In a land so far away no one could quite remember how to get there, even with help from Google maps, lived a princess with the fiery name of Siri Racha Cha. The princess loved only two things: the chili peppers she grew in her garden by the edge of the sea and the amulet necklace that she wore everyday. The one and a half inch long amulet was a vintage Thai clay pendant of a seated Buddha framed in metal and highlighted with gold leaf. It hung from triple solid bronze rings connected to a handmade chain of wire wrapped fluted bronze beads, Czech glass beads, and rare vintage Japanese glass beads the exact color of ripening chili peppers. Most remarkably, the necklace closed with a one of a kind clasp of pure bronze ornamented with flowers and inset lapis lazuli cabochons, each measuring eight millimeters, that was fabricated by the notable Jill Eden of Eden Art Glass. Little did Princess Siri Racha Cha know but an evil old seagull coveted the necklace and would sit in her garden day after day plotting how to take the treasure for his own. One day, overcome by his lust for the necklace, he flew at the princess' face screaming, "Mine! Mine! Mine!" Gripping the necklace in his beak he ripped it from her throat. However, as he flew over the ocean he neglected to realize that not only was this a substantial piece but also he was seriously out of shape. Gasping for air his beak opened and the necklace plunged into the sparkling waters below. The seagull spent the rest of his days diving into the ocean seeking the necklace and getting his friends to do likewise but he never saw it again. The princess, overcome with sadness at the loss of her treasure, devoted her life to the cultivation of chili peppers, eventually developing the hot sauce for which she became famous, although her name had to be shortened to fit on the bottle. She reportedly died at the ripe old age of one hundred and nineteen, her longevity accredited to her exorbitant use of the hot sauce. As for the necklace, imagine my surprise when on a recent trip to the Gulf Coast I discovered it washed up on the shore while I was out for an early morning run. I knew what it was immediately, of course, and was pleased to find that the necklace had acquired a wonderful aqua patina with a little help from the ocean and a lot of help from Jill Eden, who also made the brass beads and rings used in the necklace.

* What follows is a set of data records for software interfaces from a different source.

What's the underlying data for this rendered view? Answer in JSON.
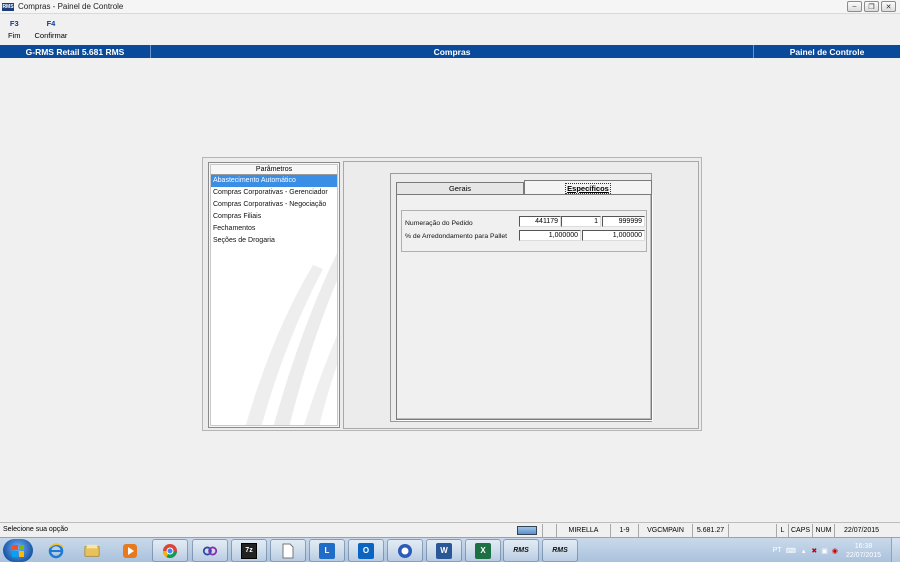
{
  "window": {
    "title": "Compras - Painel de Controle",
    "logo_text": "RMS"
  },
  "function_keys": [
    {
      "key": "F3",
      "label": "Fim"
    },
    {
      "key": "F4",
      "label": "Confirmar"
    }
  ],
  "header": {
    "left": "G-RMS Retail 5.681 RMS",
    "center": "Compras",
    "right": "Painel de Controle"
  },
  "parametros": {
    "title": "Parâmetros",
    "items": [
      "Abastecimento Automático",
      "Compras Corporativas - Gerenciador",
      "Compras Corporativas - Negociação",
      "Compras Filiais",
      "Fechamentos",
      "Seções de Drogaria"
    ],
    "selected_index": 0
  },
  "tabs": {
    "gerais": "Gerais",
    "especificos": "Específicos",
    "active": "especificos"
  },
  "form": {
    "numeracao_label": "Numeração do Pedido",
    "numeracao_values": [
      "441179",
      "1",
      "999999"
    ],
    "arredondamento_label": "% de Arredondamento para Pallet",
    "arredondamento_values": [
      "1,000000",
      "1,000000"
    ]
  },
  "statusbar": {
    "message": "Selecione sua opção",
    "user": "MIRELLA",
    "range": "1-9",
    "program": "VGCMPAIN",
    "version": "5.681.27",
    "l": "L",
    "caps": "CAPS",
    "num": "NUM",
    "date": "22/07/2015"
  },
  "taskbar": {
    "apps": [
      "windows-explorer",
      "internet-explorer",
      "file-manager",
      "media-player",
      "chrome",
      "app-chain",
      "7zip",
      "document",
      "lync",
      "outlook",
      "onenote",
      "word",
      "excel",
      "rms-1",
      "rms-2"
    ],
    "rms_label": "RMS",
    "lang": "PT",
    "time": "16:38",
    "date": "22/07/2015"
  },
  "colors": {
    "header_blue": "#0a4a9a",
    "selection_blue": "#3a8ee6"
  }
}
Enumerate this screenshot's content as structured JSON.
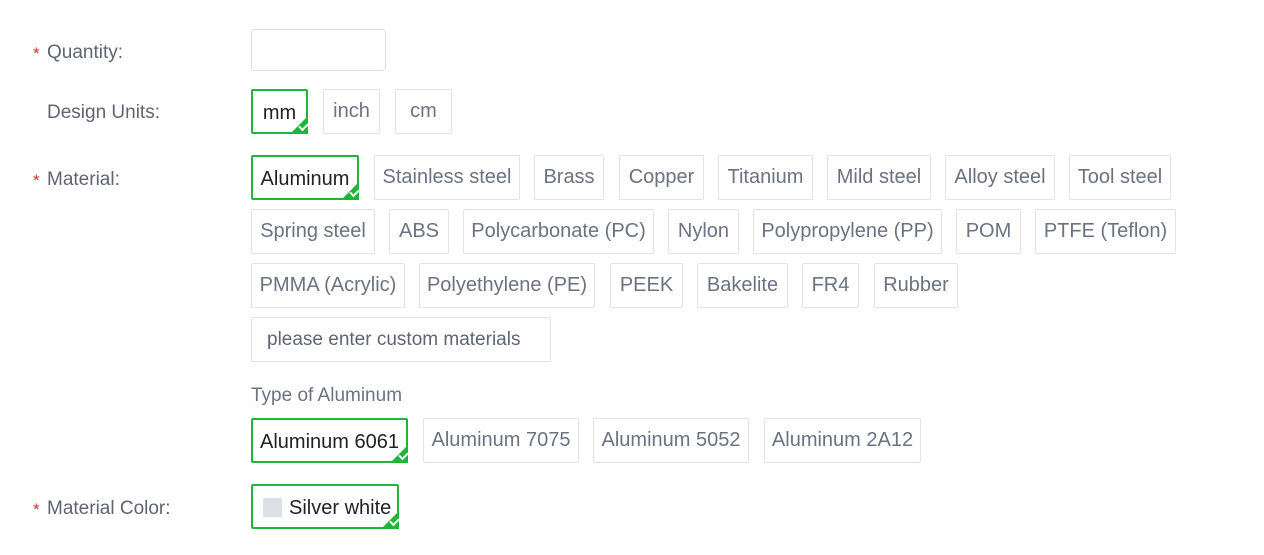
{
  "quantity": {
    "label": "Quantity:",
    "required_mark": "*",
    "value": ""
  },
  "design_units": {
    "label": "Design Units:",
    "options": [
      "mm",
      "inch",
      "cm"
    ],
    "selected": "mm"
  },
  "material": {
    "label": "Material:",
    "required_mark": "*",
    "options": [
      "Aluminum",
      "Stainless steel",
      "Brass",
      "Copper",
      "Titanium",
      "Mild steel",
      "Alloy steel",
      "Tool steel",
      "Spring steel",
      "ABS",
      "Polycarbonate (PC)",
      "Nylon",
      "Polypropylene (PP)",
      "POM",
      "PTFE (Teflon)",
      "PMMA (Acrylic)",
      "Polyethylene (PE)",
      "PEEK",
      "Bakelite",
      "FR4",
      "Rubber"
    ],
    "selected": "Aluminum",
    "custom_placeholder": "please enter custom materials"
  },
  "material_type": {
    "title": "Type of Aluminum",
    "options": [
      "Aluminum 6061",
      "Aluminum 7075",
      "Aluminum 5052",
      "Aluminum 2A12"
    ],
    "selected": "Aluminum 6061"
  },
  "material_color": {
    "label": "Material Color:",
    "required_mark": "*",
    "options": [
      "Silver white"
    ],
    "selected": "Silver white",
    "swatch_color": "#dde0e4"
  },
  "colors": {
    "accent": "#1db63b",
    "required": "#d2322d"
  }
}
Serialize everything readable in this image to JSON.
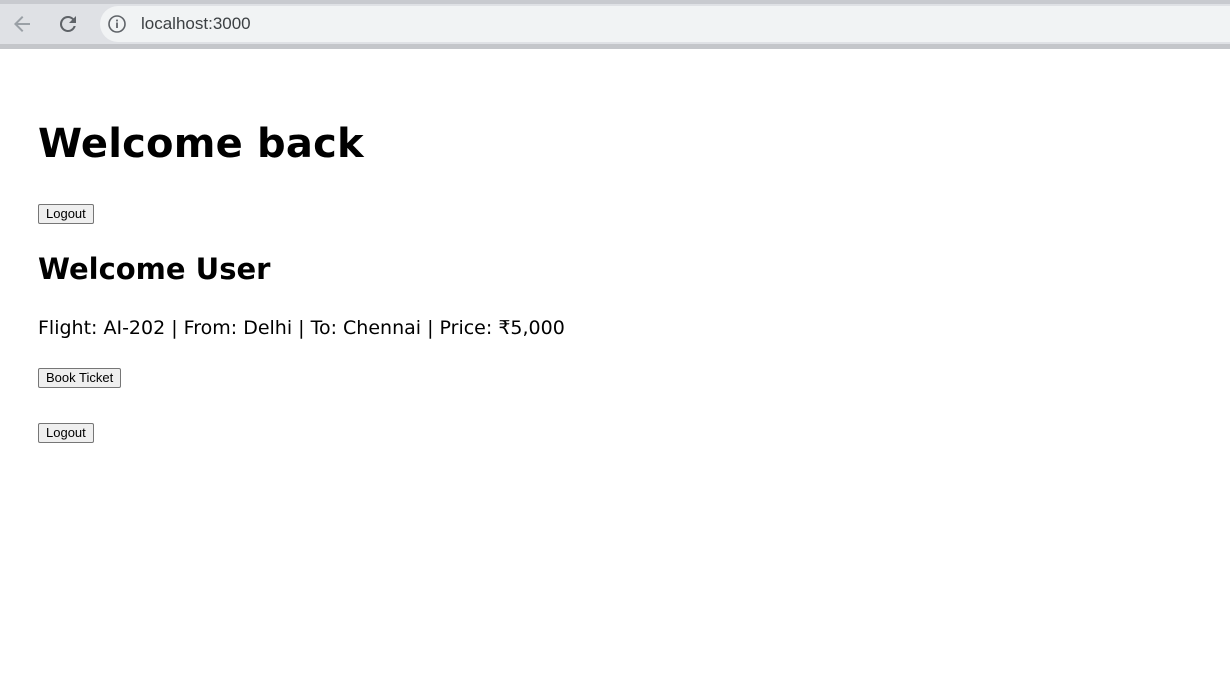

I am very pleased to offer the Lost Amulet of Princess Siri Racha Cha to you so that you might have the opportunity to acquire this little piece of mythical history for your very own!